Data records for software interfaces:
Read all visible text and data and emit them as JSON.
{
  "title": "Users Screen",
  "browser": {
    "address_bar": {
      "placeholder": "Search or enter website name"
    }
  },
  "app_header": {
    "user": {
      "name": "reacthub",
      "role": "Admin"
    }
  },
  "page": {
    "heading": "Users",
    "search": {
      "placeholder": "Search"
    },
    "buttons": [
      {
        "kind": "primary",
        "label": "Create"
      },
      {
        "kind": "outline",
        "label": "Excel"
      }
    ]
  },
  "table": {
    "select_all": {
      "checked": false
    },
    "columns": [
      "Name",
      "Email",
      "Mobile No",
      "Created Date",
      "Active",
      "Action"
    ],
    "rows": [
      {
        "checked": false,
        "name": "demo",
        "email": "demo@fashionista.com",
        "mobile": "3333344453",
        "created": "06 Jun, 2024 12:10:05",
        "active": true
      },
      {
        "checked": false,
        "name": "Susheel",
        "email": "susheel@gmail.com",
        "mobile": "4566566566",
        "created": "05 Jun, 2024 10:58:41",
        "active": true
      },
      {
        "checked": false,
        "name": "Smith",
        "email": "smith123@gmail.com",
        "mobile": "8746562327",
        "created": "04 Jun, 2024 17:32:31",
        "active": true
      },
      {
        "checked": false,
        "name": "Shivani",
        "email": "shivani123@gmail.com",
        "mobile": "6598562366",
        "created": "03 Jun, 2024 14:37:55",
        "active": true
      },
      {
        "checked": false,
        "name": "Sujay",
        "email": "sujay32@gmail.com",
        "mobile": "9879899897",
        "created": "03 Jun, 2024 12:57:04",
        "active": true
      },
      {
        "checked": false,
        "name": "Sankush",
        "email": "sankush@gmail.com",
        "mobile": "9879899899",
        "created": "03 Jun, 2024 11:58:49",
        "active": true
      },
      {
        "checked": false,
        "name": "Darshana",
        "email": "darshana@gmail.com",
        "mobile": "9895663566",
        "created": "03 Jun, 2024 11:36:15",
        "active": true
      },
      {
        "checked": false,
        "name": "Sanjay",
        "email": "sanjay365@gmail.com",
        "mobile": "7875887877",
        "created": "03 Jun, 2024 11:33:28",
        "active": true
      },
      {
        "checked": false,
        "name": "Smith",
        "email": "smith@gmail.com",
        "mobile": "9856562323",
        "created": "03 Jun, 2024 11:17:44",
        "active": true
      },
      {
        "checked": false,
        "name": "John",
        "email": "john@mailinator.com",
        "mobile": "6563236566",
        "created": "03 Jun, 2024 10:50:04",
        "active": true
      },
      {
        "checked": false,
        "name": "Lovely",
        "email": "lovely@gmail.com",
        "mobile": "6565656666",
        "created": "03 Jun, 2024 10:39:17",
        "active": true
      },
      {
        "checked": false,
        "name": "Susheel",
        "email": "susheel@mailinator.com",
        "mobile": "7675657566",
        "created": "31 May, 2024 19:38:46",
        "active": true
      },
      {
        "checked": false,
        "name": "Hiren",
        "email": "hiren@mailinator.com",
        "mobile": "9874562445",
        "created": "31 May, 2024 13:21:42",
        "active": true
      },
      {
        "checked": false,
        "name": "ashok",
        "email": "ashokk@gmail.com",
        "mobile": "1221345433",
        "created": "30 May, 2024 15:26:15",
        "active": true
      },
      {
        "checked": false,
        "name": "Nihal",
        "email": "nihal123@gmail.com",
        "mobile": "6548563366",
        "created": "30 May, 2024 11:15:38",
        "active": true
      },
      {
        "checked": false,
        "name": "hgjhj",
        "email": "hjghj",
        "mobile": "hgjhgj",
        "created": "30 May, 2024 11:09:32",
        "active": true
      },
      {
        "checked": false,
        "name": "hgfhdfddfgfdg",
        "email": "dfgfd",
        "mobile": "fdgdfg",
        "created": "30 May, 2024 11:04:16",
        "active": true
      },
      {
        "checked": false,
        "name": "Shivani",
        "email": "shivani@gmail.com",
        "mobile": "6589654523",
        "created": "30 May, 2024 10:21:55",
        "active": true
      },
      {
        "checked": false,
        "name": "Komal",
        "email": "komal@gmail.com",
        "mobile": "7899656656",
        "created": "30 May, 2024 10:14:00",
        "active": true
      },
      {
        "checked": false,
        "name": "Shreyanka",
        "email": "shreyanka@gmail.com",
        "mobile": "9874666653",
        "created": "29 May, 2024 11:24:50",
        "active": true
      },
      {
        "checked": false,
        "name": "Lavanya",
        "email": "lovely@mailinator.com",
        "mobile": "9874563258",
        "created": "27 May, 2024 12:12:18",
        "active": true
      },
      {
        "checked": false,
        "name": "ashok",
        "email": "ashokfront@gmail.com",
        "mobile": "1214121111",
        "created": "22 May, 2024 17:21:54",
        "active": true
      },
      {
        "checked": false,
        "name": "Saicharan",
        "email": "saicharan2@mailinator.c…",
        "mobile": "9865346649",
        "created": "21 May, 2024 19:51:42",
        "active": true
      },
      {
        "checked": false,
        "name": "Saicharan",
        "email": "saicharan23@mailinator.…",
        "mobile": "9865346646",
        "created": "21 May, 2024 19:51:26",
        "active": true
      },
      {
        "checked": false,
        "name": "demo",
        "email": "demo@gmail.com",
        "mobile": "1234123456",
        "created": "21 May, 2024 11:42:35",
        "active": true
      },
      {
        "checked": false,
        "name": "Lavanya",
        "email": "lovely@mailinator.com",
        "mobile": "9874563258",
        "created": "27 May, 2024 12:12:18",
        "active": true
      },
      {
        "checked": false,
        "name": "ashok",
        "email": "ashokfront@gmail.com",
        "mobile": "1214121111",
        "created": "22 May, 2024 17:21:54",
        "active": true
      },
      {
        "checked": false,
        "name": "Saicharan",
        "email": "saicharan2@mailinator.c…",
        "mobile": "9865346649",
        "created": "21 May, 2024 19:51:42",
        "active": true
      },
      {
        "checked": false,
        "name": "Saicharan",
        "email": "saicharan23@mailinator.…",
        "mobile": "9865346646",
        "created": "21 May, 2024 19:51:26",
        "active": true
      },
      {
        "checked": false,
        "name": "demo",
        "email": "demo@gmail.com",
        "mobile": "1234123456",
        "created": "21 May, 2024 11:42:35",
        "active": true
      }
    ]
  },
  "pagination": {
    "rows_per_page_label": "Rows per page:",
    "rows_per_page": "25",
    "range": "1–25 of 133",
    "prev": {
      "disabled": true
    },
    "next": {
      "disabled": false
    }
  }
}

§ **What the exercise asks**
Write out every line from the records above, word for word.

§ **Expected answer**
Read all visible text and data and emit them as JSON.
{
  "title": "Users Screen",
  "browser": {
    "address_bar": {
      "placeholder": "Search or enter website name"
    }
  },
  "app_header": {
    "user": {
      "name": "reacthub",
      "role": "Admin"
    }
  },
  "page": {
    "heading": "Users",
    "search": {
      "placeholder": "Search"
    },
    "buttons": [
      {
        "kind": "primary",
        "label": "Create"
      },
      {
        "kind": "outline",
        "label": "Excel"
      }
    ]
  },
  "table": {
    "select_all": {
      "checked": false
    },
    "columns": [
      "Name",
      "Email",
      "Mobile No",
      "Created Date",
      "Active",
      "Action"
    ],
    "rows": [
      {
        "checked": false,
        "name": "demo",
        "email": "demo@fashionista.com",
        "mobile": "3333344453",
        "created": "06 Jun, 2024 12:10:05",
        "active": true
      },
      {
        "checked": false,
        "name": "Susheel",
        "email": "susheel@gmail.com",
        "mobile": "4566566566",
        "created": "05 Jun, 2024 10:58:41",
        "active": true
      },
      {
        "checked": false,
        "name": "Smith",
        "email": "smith123@gmail.com",
        "mobile": "8746562327",
        "created": "04 Jun, 2024 17:32:31",
        "active": true
      },
      {
        "checked": false,
        "name": "Shivani",
        "email": "shivani123@gmail.com",
        "mobile": "6598562366",
        "created": "03 Jun, 2024 14:37:55",
        "active": true
      },
      {
        "checked": false,
        "name": "Sujay",
        "email": "sujay32@gmail.com",
        "mobile": "9879899897",
        "created": "03 Jun, 2024 12:57:04",
        "active": true
      },
      {
        "checked": false,
        "name": "Sankush",
        "email": "sankush@gmail.com",
        "mobile": "9879899899",
        "created": "03 Jun, 2024 11:58:49",
        "active": true
      },
      {
        "checked": false,
        "name": "Darshana",
        "email": "darshana@gmail.com",
        "mobile": "9895663566",
        "created": "03 Jun, 2024 11:36:15",
        "active": true
      },
      {
        "checked": false,
        "name": "Sanjay",
        "email": "sanjay365@gmail.com",
        "mobile": "7875887877",
        "created": "03 Jun, 2024 11:33:28",
        "active": true
      },
      {
        "checked": false,
        "name": "Smith",
        "email": "smith@gmail.com",
        "mobile": "9856562323",
        "created": "03 Jun, 2024 11:17:44",
        "active": true
      },
      {
        "checked": false,
        "name": "John",
        "email": "john@mailinator.com",
        "mobile": "6563236566",
        "created": "03 Jun, 2024 10:50:04",
        "active": true
      },
      {
        "checked": false,
        "name": "Lovely",
        "email": "lovely@gmail.com",
        "mobile": "6565656666",
        "created": "03 Jun, 2024 10:39:17",
        "active": true
      },
      {
        "checked": false,
        "name": "Susheel",
        "email": "susheel@mailinator.com",
        "mobile": "7675657566",
        "created": "31 May, 2024 19:38:46",
        "active": true
      },
      {
        "checked": false,
        "name": "Hiren",
        "email": "hiren@mailinator.com",
        "mobile": "9874562445",
        "created": "31 May, 2024 13:21:42",
        "active": true
      },
      {
        "checked": false,
        "name": "ashok",
        "email": "ashokk@gmail.com",
        "mobile": "1221345433",
        "created": "30 May, 2024 15:26:15",
        "active": true
      },
      {
        "checked": false,
        "name": "Nihal",
        "email": "nihal123@gmail.com",
        "mobile": "6548563366",
        "created": "30 May, 2024 11:15:38",
        "active": true
      },
      {
        "checked": false,
        "name": "hgjhj",
        "email": "hjghj",
        "mobile": "hgjhgj",
        "created": "30 May, 2024 11:09:32",
        "active": true
      },
      {
        "checked": false,
        "name": "hgfhdfddfgfdg",
        "email": "dfgfd",
        "mobile": "fdgdfg",
        "created": "30 May, 2024 11:04:16",
        "active": true
      },
      {
        "checked": false,
        "name": "Shivani",
        "email": "shivani@gmail.com",
        "mobile": "6589654523",
        "created": "30 May, 2024 10:21:55",
        "active": true
      },
      {
        "checked": false,
        "name": "Komal",
        "email": "komal@gmail.com",
        "mobile": "7899656656",
        "created": "30 May, 2024 10:14:00",
        "active": true
      },
      {
        "checked": false,
        "name": "Shreyanka",
        "email": "shreyanka@gmail.com",
        "mobile": "9874666653",
        "created": "29 May, 2024 11:24:50",
        "active": true
      },
      {
        "checked": false,
        "name": "Lavanya",
        "email": "lovely@mailinator.com",
        "mobile": "9874563258",
        "created": "27 May, 2024 12:12:18",
        "active": true
      },
      {
        "checked": false,
        "name": "ashok",
        "email": "ashokfront@gmail.com",
        "mobile": "1214121111",
        "created": "22 May, 2024 17:21:54",
        "active": true
      },
      {
        "checked": false,
        "name": "Saicharan",
        "email": "saicharan2@mailinator.c…",
        "mobile": "9865346649",
        "created": "21 May, 2024 19:51:42",
        "active": true
      },
      {
        "checked": false,
        "name": "Saicharan",
        "email": "saicharan23@mailinator.…",
        "mobile": "9865346646",
        "created": "21 May, 2024 19:51:26",
        "active": true
      },
      {
        "checked": false,
        "name": "demo",
        "email": "demo@gmail.com",
        "mobile": "1234123456",
        "created": "21 May, 2024 11:42:35",
        "active": true
      },
      {
        "checked": false,
        "name": "Lavanya",
        "email": "lovely@mailinator.com",
        "mobile": "9874563258",
        "created": "27 May, 2024 12:12:18",
        "active": true
      },
      {
        "checked": false,
        "name": "ashok",
        "email": "ashokfront@gmail.com",
        "mobile": "1214121111",
        "created": "22 May, 2024 17:21:54",
        "active": true
      },
      {
        "checked": false,
        "name": "Saicharan",
        "email": "saicharan2@mailinator.c…",
        "mobile": "9865346649",
        "created": "21 May, 2024 19:51:42",
        "active": true
      },
      {
        "checked": false,
        "name": "Saicharan",
        "email": "saicharan23@mailinator.…",
        "mobile": "9865346646",
        "created": "21 May, 2024 19:51:26",
        "active": true
      },
      {
        "checked": false,
        "name": "demo",
        "email": "demo@gmail.com",
        "mobile": "1234123456",
        "created": "21 May, 2024 11:42:35",
        "active": true
      }
    ]
  },
  "pagination": {
    "rows_per_page_label": "Rows per page:",
    "rows_per_page": "25",
    "range": "1–25 of 133",
    "prev": {
      "disabled": true
    },
    "next": {
      "disabled": false
    }
  }
}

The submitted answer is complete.